Required work:
For every line in the data below, check for the word "your", then state how many lines have it. Answer with the number only.

Given entries:
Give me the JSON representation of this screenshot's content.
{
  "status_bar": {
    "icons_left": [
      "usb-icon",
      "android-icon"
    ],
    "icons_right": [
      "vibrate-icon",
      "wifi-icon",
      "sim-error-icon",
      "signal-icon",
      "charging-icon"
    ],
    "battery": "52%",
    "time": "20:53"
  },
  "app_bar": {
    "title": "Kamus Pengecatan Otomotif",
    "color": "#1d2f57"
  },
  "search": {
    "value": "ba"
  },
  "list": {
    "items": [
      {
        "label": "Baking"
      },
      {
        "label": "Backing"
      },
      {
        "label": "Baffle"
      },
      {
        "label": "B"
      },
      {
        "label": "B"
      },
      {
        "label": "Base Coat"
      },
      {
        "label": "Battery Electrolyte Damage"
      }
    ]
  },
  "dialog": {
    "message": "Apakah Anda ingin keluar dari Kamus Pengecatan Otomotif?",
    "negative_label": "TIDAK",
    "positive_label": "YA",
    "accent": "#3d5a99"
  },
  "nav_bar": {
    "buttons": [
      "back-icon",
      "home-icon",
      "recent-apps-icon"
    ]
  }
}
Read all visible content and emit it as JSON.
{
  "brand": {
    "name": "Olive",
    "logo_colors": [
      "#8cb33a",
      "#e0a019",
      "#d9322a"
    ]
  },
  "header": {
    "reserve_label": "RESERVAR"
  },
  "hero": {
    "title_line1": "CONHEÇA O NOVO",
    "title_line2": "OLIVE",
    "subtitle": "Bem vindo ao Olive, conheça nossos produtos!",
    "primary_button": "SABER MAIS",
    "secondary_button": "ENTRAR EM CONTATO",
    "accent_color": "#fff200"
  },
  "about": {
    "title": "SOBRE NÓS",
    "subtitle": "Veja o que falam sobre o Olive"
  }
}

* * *

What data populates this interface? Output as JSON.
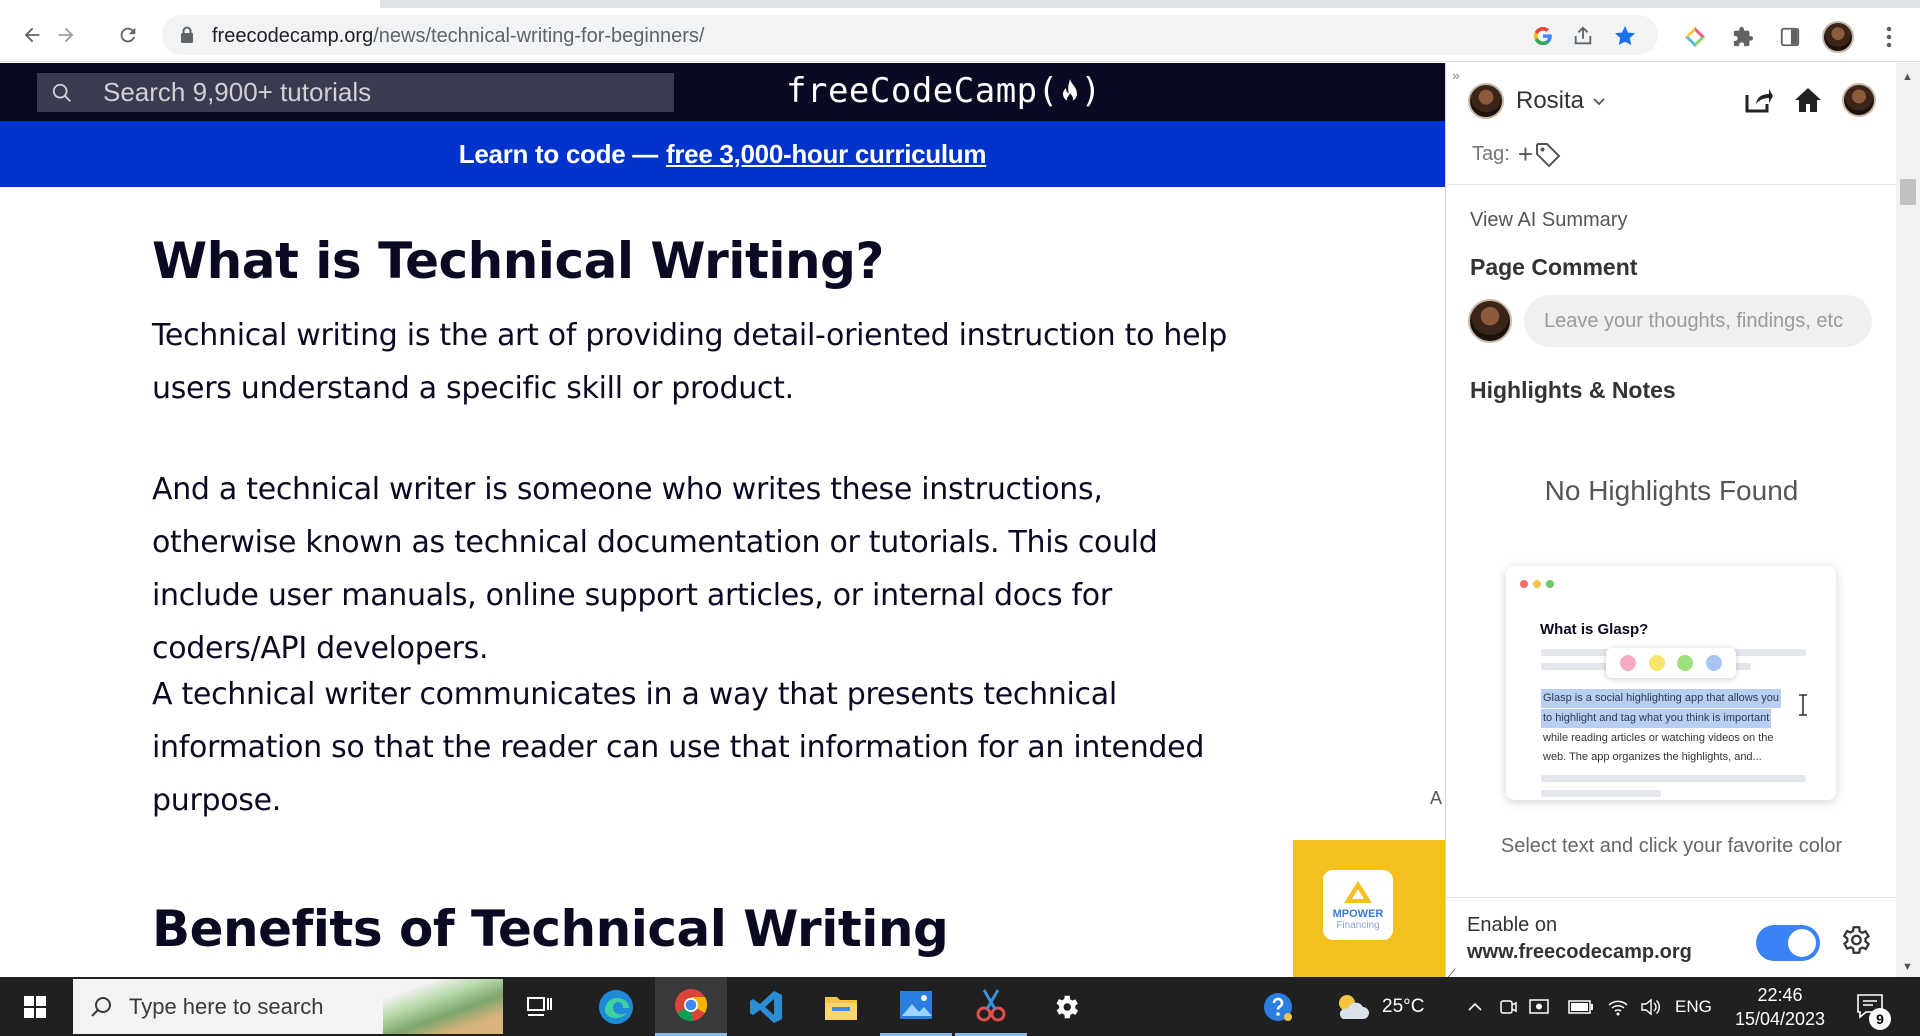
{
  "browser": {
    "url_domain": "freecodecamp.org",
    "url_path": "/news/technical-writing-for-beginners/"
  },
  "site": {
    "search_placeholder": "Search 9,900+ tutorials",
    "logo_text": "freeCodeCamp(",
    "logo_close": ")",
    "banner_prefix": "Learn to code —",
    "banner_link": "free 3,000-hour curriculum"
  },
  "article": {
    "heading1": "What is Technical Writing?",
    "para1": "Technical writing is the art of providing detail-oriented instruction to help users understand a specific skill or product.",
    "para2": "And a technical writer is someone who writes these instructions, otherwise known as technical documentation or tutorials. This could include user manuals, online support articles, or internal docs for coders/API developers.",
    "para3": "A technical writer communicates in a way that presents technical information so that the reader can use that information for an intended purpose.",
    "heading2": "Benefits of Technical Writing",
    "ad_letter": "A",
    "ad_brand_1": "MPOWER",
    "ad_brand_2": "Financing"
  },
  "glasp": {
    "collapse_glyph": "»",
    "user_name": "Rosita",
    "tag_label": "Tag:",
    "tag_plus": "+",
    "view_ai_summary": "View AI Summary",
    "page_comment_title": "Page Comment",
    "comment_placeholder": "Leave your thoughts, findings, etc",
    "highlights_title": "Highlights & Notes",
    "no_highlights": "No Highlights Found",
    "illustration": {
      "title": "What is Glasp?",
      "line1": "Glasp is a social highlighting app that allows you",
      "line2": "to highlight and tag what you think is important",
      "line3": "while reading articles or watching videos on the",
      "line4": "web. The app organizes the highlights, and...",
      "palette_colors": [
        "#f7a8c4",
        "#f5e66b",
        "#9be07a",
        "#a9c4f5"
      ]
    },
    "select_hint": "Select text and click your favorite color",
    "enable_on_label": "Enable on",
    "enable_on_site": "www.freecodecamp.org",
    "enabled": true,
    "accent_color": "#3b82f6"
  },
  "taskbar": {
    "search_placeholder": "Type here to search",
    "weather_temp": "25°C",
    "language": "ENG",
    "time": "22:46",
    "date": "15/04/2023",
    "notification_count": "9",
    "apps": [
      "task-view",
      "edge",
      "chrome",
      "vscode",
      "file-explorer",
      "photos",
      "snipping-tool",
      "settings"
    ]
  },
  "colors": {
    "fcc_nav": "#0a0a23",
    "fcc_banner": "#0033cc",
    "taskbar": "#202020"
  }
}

Completed task:
2